◆ Exercise goal ◆
The answer must consist of every line from the data that holds "JSON".

------ Input data ------

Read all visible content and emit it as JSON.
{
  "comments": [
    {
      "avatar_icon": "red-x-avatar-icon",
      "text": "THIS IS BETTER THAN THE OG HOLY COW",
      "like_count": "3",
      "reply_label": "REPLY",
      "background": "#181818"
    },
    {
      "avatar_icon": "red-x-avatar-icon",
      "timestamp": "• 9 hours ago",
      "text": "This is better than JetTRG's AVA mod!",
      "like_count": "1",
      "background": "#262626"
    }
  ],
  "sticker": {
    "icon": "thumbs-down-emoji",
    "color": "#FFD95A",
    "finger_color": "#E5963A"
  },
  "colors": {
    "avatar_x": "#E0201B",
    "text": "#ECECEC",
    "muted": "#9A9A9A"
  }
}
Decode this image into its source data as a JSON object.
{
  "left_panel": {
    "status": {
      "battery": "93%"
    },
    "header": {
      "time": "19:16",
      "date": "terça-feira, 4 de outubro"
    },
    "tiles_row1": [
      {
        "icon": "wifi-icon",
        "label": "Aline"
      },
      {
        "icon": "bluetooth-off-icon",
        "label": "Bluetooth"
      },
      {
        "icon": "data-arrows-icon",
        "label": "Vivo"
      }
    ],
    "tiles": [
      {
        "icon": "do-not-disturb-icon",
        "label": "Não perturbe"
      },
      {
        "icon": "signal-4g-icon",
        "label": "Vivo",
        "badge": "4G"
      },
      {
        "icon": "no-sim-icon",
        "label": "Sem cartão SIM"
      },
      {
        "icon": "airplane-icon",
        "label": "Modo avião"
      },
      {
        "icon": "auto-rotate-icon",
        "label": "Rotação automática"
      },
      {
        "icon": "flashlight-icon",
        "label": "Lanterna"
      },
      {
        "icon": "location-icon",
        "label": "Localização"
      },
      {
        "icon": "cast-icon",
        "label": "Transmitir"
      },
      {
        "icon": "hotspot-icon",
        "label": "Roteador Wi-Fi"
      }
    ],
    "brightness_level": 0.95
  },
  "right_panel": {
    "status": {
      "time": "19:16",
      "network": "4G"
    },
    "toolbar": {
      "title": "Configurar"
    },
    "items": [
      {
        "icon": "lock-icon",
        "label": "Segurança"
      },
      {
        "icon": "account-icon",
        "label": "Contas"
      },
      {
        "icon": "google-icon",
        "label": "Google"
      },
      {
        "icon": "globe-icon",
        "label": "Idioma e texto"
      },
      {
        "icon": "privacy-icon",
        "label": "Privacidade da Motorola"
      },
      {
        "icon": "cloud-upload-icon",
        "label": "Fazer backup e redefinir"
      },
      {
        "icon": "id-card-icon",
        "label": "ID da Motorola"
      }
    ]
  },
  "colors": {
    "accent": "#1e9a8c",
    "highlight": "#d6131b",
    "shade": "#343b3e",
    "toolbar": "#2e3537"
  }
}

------

◆ Task solution ◆
Read all visible content and emit it as JSON.
Decode this image into its source data as a JSON object.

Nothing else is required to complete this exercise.